In layman’s terms, the outcome of the study is that people with better health, because of reasons other than the fact that they have a cat or dog, are more likely to own a cat or dog. So, for example, people who are wealthier are generally healthier and these people are more likely to own a cat or dog. This obviously distorts the outcome and puts a bias on results. Other potentially distorting factors are:
- Married people are more likely to have pets. A married person has a 34% higher chance of owning a dog than an unmarried person. As for cats the percentage is 9%.
- Women, in general, are more likely to keep pets. The odds that a woman owns a dog is 8% percent higher than the odds that a man will own a dog. It is 16% higher for owning a cat.
- Perhaps the biggest difference comes with racial and ethnic differences. White people are about three times more likely to own a dog and five times more likely to own a cat compared to non-white people.
- Black people are half as likely to own a dog and less than a third likely to own a cat than a non-black person. As for Hispanic and Asian people the results are similar to those of black people amongst the study participants.

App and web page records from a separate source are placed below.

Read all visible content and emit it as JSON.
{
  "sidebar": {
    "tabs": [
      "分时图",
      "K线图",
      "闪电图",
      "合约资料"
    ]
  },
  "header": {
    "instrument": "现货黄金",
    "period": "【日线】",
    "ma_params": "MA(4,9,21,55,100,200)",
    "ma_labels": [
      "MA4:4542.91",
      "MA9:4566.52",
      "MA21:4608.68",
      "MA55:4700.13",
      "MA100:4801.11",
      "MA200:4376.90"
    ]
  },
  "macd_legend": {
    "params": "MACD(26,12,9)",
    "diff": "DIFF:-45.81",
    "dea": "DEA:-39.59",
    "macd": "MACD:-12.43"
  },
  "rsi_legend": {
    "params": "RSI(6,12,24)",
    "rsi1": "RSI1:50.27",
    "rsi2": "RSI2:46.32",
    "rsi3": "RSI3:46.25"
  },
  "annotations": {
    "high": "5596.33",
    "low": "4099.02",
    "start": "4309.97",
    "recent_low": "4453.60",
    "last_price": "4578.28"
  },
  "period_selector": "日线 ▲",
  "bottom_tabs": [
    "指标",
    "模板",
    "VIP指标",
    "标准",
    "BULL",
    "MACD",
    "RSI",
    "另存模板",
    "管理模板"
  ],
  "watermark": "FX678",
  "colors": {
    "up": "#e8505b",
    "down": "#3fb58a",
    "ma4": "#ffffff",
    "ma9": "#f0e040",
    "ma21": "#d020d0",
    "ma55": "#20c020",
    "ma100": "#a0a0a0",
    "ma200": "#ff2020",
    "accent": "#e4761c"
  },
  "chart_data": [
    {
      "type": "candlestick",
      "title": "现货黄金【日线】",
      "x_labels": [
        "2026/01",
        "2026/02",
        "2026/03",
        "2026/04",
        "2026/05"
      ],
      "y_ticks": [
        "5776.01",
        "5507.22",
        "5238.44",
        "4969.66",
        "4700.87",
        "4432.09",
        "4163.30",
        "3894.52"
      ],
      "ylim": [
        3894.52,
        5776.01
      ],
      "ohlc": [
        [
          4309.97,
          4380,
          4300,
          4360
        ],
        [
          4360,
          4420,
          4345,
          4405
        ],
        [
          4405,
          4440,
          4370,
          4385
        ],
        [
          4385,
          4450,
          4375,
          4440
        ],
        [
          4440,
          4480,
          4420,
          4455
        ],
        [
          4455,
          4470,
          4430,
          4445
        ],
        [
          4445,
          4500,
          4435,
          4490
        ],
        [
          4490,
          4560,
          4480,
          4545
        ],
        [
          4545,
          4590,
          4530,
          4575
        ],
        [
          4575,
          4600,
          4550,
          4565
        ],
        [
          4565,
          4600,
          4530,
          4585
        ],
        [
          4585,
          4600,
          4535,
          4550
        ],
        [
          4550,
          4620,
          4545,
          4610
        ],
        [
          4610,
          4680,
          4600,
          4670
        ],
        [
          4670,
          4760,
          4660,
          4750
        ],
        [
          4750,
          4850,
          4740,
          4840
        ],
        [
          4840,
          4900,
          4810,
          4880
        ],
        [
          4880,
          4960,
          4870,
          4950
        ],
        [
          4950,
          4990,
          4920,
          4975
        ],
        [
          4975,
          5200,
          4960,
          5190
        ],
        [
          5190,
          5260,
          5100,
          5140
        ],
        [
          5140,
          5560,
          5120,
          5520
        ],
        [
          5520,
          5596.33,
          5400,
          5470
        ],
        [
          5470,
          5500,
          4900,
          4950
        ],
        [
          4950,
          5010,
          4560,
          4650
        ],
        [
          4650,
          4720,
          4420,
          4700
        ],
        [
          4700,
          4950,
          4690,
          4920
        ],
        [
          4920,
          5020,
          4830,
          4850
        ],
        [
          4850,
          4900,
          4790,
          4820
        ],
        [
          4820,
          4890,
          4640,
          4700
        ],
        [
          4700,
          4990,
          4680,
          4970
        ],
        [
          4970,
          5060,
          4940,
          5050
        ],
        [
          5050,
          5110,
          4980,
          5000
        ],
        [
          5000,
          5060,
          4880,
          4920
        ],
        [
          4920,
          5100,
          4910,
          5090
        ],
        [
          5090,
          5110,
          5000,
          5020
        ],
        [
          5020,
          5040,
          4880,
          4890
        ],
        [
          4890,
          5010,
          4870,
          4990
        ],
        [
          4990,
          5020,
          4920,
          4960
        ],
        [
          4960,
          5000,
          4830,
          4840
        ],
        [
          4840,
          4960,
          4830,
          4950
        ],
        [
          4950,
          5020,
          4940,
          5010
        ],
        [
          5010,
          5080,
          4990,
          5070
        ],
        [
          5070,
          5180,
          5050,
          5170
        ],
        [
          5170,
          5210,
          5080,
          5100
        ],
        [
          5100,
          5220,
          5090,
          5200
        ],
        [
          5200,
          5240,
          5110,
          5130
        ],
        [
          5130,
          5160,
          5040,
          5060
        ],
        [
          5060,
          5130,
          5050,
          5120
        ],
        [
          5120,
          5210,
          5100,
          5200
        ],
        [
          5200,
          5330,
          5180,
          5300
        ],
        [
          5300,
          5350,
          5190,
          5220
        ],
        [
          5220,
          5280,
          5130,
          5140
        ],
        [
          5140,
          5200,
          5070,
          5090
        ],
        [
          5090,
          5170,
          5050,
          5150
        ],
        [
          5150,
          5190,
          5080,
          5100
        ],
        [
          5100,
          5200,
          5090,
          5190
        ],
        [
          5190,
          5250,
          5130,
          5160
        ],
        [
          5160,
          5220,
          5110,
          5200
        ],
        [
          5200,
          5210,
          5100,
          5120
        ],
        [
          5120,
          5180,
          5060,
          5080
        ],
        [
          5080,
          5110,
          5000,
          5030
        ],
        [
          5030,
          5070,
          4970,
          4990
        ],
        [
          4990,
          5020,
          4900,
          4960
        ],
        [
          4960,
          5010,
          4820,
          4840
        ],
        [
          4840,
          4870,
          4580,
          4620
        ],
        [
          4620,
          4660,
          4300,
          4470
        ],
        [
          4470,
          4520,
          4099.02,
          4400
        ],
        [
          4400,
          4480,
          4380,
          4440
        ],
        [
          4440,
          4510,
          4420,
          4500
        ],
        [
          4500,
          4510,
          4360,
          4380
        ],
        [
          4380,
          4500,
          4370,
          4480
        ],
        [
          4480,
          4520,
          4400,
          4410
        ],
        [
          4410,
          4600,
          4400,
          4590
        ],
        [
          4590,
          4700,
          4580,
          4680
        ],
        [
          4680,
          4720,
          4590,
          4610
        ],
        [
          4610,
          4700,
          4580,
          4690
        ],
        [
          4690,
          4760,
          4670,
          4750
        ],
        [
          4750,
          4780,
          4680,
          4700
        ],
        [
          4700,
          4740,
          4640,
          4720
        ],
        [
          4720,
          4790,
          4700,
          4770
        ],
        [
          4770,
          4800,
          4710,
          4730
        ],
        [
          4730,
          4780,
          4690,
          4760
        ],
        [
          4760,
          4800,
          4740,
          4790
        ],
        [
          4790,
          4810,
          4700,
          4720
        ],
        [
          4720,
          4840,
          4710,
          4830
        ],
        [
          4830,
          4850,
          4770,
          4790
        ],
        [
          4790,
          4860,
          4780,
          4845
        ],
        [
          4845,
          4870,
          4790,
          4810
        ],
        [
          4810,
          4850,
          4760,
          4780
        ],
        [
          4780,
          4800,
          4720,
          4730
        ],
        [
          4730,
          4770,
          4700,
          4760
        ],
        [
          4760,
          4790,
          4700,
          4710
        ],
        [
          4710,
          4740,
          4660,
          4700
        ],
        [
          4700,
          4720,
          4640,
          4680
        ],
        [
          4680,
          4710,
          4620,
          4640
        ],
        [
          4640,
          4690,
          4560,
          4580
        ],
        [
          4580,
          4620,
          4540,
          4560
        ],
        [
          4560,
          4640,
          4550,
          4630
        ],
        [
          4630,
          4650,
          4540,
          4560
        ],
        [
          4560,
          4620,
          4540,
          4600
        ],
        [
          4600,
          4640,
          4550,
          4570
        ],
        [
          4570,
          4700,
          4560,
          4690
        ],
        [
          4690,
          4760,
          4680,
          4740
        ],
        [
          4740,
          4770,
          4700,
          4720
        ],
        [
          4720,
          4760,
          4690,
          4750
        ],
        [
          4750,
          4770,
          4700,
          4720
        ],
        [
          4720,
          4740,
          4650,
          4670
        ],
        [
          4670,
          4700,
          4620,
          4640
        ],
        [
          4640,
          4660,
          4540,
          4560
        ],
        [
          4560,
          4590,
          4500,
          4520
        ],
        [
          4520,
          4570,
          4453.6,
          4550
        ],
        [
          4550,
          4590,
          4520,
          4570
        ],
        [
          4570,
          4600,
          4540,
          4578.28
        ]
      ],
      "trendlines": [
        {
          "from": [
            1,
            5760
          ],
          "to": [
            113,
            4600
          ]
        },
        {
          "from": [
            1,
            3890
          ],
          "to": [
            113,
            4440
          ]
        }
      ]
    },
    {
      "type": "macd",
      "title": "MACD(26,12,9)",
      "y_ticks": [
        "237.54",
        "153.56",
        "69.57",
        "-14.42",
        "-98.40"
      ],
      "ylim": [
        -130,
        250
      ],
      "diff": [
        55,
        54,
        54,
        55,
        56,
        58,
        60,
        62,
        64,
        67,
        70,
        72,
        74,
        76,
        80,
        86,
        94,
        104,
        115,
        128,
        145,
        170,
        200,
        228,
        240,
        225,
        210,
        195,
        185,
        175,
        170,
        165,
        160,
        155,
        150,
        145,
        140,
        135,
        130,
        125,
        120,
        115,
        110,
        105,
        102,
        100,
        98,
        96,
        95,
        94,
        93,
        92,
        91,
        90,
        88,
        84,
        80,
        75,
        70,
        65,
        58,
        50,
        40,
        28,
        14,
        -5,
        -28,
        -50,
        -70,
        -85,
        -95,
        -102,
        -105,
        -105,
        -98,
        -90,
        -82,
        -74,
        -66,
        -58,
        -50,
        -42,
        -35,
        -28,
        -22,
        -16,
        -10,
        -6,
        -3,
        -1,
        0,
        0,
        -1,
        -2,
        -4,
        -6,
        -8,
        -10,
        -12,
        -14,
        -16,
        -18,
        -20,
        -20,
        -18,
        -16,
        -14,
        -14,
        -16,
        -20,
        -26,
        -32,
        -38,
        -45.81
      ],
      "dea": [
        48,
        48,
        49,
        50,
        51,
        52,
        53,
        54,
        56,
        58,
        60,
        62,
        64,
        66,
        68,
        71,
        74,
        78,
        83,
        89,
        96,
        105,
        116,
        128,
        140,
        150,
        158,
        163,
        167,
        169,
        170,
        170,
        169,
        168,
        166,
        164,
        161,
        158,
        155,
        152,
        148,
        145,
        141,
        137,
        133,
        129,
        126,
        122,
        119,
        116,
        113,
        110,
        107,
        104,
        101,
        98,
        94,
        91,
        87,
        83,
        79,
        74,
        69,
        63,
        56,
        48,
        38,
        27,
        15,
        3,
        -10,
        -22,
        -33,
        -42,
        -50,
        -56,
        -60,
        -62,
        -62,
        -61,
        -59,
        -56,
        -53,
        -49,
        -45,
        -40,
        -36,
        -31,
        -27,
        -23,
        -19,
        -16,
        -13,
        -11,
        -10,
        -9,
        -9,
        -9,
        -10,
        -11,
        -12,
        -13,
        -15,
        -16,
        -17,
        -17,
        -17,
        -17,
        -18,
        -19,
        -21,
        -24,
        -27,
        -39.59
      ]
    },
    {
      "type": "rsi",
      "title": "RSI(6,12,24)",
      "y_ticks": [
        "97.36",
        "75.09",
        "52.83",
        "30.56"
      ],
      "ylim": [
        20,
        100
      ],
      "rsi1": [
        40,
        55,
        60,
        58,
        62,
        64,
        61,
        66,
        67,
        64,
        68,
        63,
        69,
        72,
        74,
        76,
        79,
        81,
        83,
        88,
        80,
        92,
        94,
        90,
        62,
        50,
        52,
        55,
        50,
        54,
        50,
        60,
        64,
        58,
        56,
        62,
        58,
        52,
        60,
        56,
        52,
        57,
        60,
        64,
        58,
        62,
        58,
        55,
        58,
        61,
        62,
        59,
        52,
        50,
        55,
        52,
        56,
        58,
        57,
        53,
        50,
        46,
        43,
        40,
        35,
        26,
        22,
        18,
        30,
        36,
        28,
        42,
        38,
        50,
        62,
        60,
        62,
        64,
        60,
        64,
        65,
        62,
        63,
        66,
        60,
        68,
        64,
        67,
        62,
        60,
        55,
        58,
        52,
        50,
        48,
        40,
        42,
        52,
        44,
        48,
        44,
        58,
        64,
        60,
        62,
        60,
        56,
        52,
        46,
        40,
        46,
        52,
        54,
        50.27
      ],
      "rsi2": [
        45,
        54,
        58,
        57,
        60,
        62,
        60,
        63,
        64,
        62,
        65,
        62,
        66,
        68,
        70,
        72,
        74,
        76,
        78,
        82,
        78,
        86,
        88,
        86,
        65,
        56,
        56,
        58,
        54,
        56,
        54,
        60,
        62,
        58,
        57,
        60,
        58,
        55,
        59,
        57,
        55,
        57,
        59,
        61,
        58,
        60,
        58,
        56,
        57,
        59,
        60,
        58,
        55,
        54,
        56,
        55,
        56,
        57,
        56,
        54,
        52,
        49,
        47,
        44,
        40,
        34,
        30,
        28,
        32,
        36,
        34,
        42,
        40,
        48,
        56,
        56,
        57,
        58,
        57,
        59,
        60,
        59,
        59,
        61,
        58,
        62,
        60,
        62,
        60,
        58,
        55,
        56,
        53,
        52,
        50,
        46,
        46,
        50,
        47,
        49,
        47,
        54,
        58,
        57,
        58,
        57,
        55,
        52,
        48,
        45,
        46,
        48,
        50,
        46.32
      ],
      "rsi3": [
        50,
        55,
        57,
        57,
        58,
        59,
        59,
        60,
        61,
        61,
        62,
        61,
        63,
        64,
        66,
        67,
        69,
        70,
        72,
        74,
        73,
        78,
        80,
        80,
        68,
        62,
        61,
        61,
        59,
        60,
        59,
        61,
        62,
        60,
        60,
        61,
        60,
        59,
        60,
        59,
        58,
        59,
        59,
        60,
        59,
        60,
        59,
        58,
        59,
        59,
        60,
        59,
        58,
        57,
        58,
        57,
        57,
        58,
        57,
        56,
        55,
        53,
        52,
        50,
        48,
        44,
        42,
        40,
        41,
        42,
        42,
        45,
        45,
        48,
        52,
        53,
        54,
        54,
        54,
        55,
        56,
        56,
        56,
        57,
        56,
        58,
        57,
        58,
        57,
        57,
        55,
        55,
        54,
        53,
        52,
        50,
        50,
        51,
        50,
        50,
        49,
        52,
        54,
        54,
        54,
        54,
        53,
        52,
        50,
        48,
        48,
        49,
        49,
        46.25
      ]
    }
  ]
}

- Homeowners are more likely to keep a pet. They are three times (300%) more likely to own a dog and 60% more likely to own a cat.
- Also, wealthy people are significantly more likely to own dogs and cats than poorer people.
We can see, therefore, that the sort of person involved in a large study – and the California Health Interview Survey concerns 42,000 people – has an impact upon the outcome as to whether pet ownership improves the health of pet owners.
The study questioned whether there was any positive connection between pets and the health of their owners.
When the researchers took into account factors such as marital status, income and race, they decided that the health of cat and dog owners was no different to people who did not own a cat or dog.
Studies are studies by which I mean I’m not sure we can take them as hard evidence of fact but I would have thought that from a scientific point of view whether cats and dogs improve our health is work in progress. It is of course a different matter when we ask people and look at things in a layperson’s way. When we do that we see health benefits.
Of course you have to set against any health benefits the potential health detriments of owning a pet. And there are some, we have to admit it. Some diseases are zoonotic such as toxoplasmosis, as one well cited example. And then there’s asthma and being allergic to cats.
Despite the conclusions of this study my personal feelings are that I need to look after a cat for my emotional health. Is not that I want to, it is that I need to.